Magnification Narrow Band Imaging Colonoscopy for Hereditary Non-Polyposis Colorectal Cancer Surveillance
|Study Design:||Allocation: Non-Randomized
Intervention Model: Crossover Assignment
Masking: None (Open Label)
Primary Purpose: Diagnostic
|Official Title:||Back-to Back Trial of Narrow Band Imaging (NBI) With Magnification Versus Standard Colonoscopy for Colonic Neoplasia Surveillance in Hereditary Non-Polyposis Colorectal Cancer (HNPCC) Patients|
- Number of patients with at least one adenoma
- after white light endoscopy compared with the number of patients
- with at least one adenoma after white light NBI in the right colon.
- Total number of lesions detected with white light vs NBI.
- Number of advanced neoplasm detected with white light vs NBI.
- Number of hyperplastic polyps detected by white light vs NBI.
|Study Start Date:||April 2006|
|Study Completion Date:||September 2007|
Colorectal cancer is the second commonest cause of cancer death. Some people have an inherited defect in the genes which repair DNA which results in a very high risk of colorectal (bowel) cancer at a young age. This syndrome is called hereditary non-polyposis colorectal cancer (HNPCC) or Lynch syndrome. Colonoscopic surveillance of HNPCC patients has been shown to reduce the risk of colorectal cancer and allow detection at an earlier stage, but even with meticulous examination, some precancerous lesions or cancers are missed.
Precancerous lesions in HNPCC are difficult to see and may be advanced even if as small as a few millimeters. Endoscopists have used spraying dye on the lining of bowel (Chromoendoscopy) successfully to improve detection of abnormal areas; however this is time consuming and requires extra time and equipment and despite the benefits seen in two studies is not widely used in routine clinical practice in the UK.
Narrow Band Imaging (NBI) is a technique that relies on light to improve contrast for the smallest blood vessels in the bowel lining which shows up precancerous areas as they have a richer vascular network. It is sometimes described as "digital chromoendoscopy" as the images produced are similar to chromoendoscopy, but it is much simpler and quicker to use. With magnification it allows assessment of the fine mucosal surace pattern (pit pattern) of lesion which allows an assessment of their likelihood of being precancerous. Autofluorescence endoscopy uses short wavelength light and light filters to produce a false colour image of the bowel lining where polyps stand out. These techniques have been used with some success in the oesophagus and stomach but little work is available for the colon.

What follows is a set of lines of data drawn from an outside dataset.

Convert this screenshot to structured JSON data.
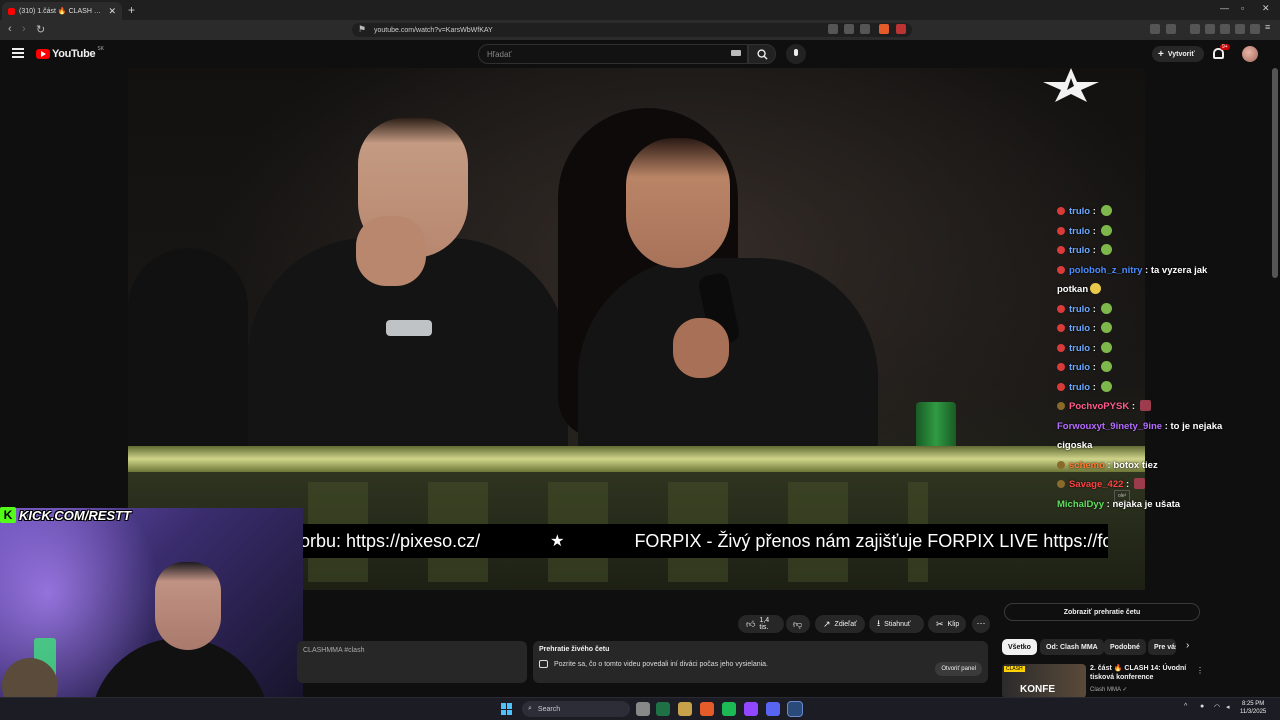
{
  "browser": {
    "tab_title": "(310) 1.část 🔥 CLASH 14: Ú",
    "tab_close": "✕",
    "new_tab": "+",
    "url": "youtube.com/watch?v=KarsWbWfKAY"
  },
  "youtube": {
    "logo_text": "YouTube",
    "country": "SK",
    "search_placeholder": "Hľadať",
    "create_label": "Vytvoriť",
    "notif_count": "9+"
  },
  "video": {
    "ticker_part1": "orbu: https://pixeso.cz/",
    "ticker_star": "★",
    "ticker_part2": "FORPIX - Živý přenos nám zajišťuje FORPIX LIVE https://fo",
    "watermark": "ole²",
    "chat_overlay": [
      {
        "user": "trulo",
        "user_color": "#6aa8ff",
        "text": "",
        "emote": "green"
      },
      {
        "user": "trulo",
        "user_color": "#6aa8ff",
        "text": "",
        "emote": "green"
      },
      {
        "user": "trulo",
        "user_color": "#6aa8ff",
        "text": "",
        "emote": "green"
      },
      {
        "user": "poloboh_z_nitry",
        "user_color": "#4a8dff",
        "text": "ta vyzera jak potkan",
        "emote": "yellow"
      },
      {
        "user": "trulo",
        "user_color": "#6aa8ff",
        "text": "",
        "emote": "green"
      },
      {
        "user": "trulo",
        "user_color": "#6aa8ff",
        "text": "",
        "emote": "green"
      },
      {
        "user": "trulo",
        "user_color": "#6aa8ff",
        "text": "",
        "emote": "green"
      },
      {
        "user": "trulo",
        "user_color": "#6aa8ff",
        "text": "",
        "emote": "green"
      },
      {
        "user": "trulo",
        "user_color": "#6aa8ff",
        "text": "",
        "emote": "green"
      },
      {
        "user": "PochvoPYSK",
        "user_color": "#ff5c8a",
        "text": "",
        "emote": "red"
      },
      {
        "user": "Forwouxyt_9inety_9ine",
        "user_color": "#b46cff",
        "text": "to je nejaka cigoska",
        "emote": ""
      },
      {
        "user": "schemo",
        "user_color": "#ff7a2e",
        "text": "botox tiez",
        "emote": ""
      },
      {
        "user": "Savage_422",
        "user_color": "#ff4040",
        "text": "",
        "emote": "red"
      },
      {
        "user": "MichalDyy",
        "user_color": "#5fe05f",
        "text": "nejaka je ušata",
        "emote": ""
      }
    ]
  },
  "cam": {
    "kick_logo": "K",
    "kick_text": "KICK.COM/RESTT"
  },
  "below": {
    "likes": "1,4 tis.",
    "share": "Zdieľať",
    "download": "Stiahnuť",
    "clip": "Klip",
    "more": "⋯",
    "desc_text": "CLASHMMA #clash",
    "chat_replay_title": "Prehratie živého četu",
    "chat_replay_desc": "Pozrite sa, čo o tomto videu povedali iní diváci počas jeho vysielania.",
    "open_panel": "Otvoriť panel",
    "show_chat": "Zobraziť prehratie četu"
  },
  "sidebar": {
    "chips": [
      "Všetko",
      "Od: Clash MMA",
      "Podobné",
      "Pre vás"
    ],
    "rec_thumb_label": "KONFE",
    "rec_title": "2. část 🔥 CLASH 14: Úvodní tisková konference",
    "rec_channel": "Clash MMA ✓"
  },
  "taskbar": {
    "search_placeholder": "Search",
    "time": "8:25 PM",
    "date": "11/3/2025"
  }
}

We aim to see if NBI with magnification is better than standard colonoscopy for detecting precancerous areas. This is likely as it produces images similar to chromoendoscopy which is already shown to help. If a potentially precancerous area is found we will use other types of endoscopy, in particular NBI and autofluorescence to see if these techniques are helpful for discriminating between pre-cancerous and non-cancerous areas.
Please refer to this study by its ClinicalTrials.gov identifier: NCT00313755
|North West London Hospitals NHS Trust - St Mark's|
|London, Middlesex, United Kingdom, HA1 3UJ|
|Study Director:||Brian Saunders, MD FRCP||London North West Healthcare NHS Trust|